PROMPT:
Where does the string "icon" appear in the listing below? Copy every line where it does.

● ● ● ●

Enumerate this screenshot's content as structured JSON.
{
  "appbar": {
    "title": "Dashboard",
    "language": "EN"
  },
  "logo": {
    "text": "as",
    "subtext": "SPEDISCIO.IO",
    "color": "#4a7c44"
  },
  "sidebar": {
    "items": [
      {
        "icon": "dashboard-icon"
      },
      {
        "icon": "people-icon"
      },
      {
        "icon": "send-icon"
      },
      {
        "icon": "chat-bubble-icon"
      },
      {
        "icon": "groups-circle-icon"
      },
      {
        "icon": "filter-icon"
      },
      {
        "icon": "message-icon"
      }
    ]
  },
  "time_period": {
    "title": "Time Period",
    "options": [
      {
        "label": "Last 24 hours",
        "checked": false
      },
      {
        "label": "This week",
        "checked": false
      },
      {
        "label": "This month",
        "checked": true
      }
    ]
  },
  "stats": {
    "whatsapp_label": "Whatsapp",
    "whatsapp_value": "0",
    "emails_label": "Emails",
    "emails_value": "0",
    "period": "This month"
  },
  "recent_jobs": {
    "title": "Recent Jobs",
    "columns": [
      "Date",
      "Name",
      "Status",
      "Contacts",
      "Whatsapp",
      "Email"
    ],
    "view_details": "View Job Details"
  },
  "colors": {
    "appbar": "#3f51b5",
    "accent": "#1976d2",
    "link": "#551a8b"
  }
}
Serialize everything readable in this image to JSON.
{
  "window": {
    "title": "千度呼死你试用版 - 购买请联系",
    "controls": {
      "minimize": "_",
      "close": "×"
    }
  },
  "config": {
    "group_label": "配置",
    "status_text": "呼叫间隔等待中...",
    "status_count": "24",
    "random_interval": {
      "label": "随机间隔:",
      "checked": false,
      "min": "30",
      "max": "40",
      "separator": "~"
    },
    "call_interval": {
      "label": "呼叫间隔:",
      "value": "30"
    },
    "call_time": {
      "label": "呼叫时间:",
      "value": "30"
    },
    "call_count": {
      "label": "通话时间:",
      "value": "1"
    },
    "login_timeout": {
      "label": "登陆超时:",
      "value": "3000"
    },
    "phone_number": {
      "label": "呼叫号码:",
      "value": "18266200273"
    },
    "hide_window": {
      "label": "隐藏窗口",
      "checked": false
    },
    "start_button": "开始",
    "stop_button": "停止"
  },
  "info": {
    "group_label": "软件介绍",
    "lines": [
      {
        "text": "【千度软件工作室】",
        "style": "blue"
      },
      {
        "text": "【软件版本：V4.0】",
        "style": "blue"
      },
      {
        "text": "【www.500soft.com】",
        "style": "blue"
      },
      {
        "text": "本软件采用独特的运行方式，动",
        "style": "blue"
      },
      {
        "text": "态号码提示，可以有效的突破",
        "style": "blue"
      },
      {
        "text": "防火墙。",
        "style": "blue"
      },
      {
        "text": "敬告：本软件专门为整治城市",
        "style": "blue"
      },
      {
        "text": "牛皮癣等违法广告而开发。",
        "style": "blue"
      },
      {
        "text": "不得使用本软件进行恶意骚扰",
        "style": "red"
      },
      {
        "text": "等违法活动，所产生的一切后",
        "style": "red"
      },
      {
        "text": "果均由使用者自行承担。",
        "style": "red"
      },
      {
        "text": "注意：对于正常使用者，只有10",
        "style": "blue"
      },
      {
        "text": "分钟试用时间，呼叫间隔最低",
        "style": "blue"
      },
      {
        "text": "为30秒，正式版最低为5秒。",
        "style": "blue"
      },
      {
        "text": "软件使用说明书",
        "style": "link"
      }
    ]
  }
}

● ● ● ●

ANSWER SECTION:
        "icon": "dashboard-icon"
        "icon": "people-icon"
        "icon": "send-icon"
        "icon": "chat-bubble-icon"
        "icon": "groups-circle-icon"
        "icon": "filter-icon"
        "icon": "message-icon"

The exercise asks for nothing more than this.